|International Classification||F23K1/04, C10B53/06, F23K1/00|
|Cooperative Classification||F23K1/04, F23K1/00|
|European Classification||F23K1/04, F23K1/00|
|Nov 14, 1983||AS||Assignment|
Owner name: SOCIETE ANONYME DITE: STEIN INDUSTRIE 19-21, AVENU
Free format text: ASSIGNMENT OF ASSIGNORS INTEREST.;ASSIGNOR:QUESNEL, GUY;REEL/FRAME:004188/0773
Effective date: 19820609
Owner name: SOCIETE ANONYME DITE: STEIN INDUSTRIE, FRANCE
Free format text: ASSIGNMENT OF ASSIGNORS INTEREST;ASSIGNOR:QUESNEL, GUY;REEL/FRAME:004188/0773
Effective date: 19820609
|Sep 13, 1987||REMI||Maintenance fee reminder mailed|
|Oct 13, 1987||SULP||Surcharge for late payment|
|Oct 13, 1987||FPAY||Fee payment|
Year of fee payment: 4
|Jun 24, 1991||FPAY||Fee payment|
Year of fee payment: 8
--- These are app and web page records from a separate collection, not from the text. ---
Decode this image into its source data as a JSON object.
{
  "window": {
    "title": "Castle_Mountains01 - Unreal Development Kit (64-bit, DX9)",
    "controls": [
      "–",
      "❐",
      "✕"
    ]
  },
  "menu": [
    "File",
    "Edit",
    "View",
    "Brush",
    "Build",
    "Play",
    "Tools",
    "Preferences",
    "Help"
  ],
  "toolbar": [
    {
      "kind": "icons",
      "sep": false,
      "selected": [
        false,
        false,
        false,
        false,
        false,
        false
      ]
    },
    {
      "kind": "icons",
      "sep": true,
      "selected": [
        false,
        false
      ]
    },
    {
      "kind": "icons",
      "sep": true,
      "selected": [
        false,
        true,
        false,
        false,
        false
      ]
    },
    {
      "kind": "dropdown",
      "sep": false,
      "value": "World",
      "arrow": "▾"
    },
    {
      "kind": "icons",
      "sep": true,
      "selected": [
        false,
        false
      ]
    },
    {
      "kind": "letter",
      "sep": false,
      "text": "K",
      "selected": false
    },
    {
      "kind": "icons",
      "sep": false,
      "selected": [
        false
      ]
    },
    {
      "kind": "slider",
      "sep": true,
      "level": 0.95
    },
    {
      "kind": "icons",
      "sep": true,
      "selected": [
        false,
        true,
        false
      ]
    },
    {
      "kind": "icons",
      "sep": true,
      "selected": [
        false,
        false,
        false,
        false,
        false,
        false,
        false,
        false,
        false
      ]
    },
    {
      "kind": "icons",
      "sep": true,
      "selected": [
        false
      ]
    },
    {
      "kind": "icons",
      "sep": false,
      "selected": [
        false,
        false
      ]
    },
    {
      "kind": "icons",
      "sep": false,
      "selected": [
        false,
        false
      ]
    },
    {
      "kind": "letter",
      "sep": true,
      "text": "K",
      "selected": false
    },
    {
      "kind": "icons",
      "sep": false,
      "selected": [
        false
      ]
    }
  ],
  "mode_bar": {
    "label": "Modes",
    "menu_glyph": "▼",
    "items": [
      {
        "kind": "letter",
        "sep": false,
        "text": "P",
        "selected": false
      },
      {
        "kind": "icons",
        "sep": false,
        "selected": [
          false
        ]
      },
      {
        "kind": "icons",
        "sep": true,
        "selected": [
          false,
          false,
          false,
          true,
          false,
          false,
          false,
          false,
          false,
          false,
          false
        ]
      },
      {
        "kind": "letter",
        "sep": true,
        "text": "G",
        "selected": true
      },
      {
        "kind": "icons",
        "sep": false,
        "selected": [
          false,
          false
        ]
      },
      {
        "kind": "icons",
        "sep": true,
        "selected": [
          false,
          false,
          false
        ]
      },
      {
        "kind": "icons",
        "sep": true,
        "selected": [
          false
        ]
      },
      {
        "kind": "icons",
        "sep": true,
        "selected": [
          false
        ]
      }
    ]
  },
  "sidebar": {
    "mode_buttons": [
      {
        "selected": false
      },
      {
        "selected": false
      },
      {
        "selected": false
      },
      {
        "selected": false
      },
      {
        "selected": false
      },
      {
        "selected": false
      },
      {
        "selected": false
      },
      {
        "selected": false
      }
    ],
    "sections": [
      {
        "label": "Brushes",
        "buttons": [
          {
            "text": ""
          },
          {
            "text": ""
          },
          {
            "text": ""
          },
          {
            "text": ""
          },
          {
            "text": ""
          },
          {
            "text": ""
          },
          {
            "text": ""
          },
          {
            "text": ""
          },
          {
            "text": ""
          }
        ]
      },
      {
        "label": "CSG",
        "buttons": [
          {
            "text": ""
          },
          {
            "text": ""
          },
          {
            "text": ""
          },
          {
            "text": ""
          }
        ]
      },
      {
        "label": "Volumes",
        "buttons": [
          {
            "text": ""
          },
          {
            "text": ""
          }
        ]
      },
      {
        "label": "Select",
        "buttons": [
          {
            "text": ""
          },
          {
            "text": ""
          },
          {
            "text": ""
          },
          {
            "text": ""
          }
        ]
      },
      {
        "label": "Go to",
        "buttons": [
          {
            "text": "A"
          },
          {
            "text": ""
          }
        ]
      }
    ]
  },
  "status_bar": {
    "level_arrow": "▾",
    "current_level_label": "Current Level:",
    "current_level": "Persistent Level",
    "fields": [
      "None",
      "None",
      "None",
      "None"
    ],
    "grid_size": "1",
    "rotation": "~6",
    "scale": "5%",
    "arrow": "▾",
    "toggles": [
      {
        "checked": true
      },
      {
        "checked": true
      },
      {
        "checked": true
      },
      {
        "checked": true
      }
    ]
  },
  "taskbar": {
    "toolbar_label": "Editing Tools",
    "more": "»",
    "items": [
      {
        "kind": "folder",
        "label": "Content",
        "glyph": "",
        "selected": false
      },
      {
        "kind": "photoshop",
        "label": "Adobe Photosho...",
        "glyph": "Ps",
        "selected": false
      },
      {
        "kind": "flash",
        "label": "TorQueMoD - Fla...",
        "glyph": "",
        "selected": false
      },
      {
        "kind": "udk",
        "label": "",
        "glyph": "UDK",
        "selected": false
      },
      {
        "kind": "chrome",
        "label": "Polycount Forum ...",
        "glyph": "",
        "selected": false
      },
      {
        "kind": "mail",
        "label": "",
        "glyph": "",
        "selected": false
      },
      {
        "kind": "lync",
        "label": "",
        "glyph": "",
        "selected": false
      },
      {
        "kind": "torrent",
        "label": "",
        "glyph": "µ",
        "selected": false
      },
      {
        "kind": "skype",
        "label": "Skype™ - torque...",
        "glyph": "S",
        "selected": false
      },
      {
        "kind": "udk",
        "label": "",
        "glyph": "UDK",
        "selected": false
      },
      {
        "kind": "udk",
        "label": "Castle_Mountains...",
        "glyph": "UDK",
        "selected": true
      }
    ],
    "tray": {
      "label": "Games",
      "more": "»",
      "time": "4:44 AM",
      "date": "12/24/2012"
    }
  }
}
|Apr 19, 1995||FPAY||Fee payment|
Year of fee payment: 12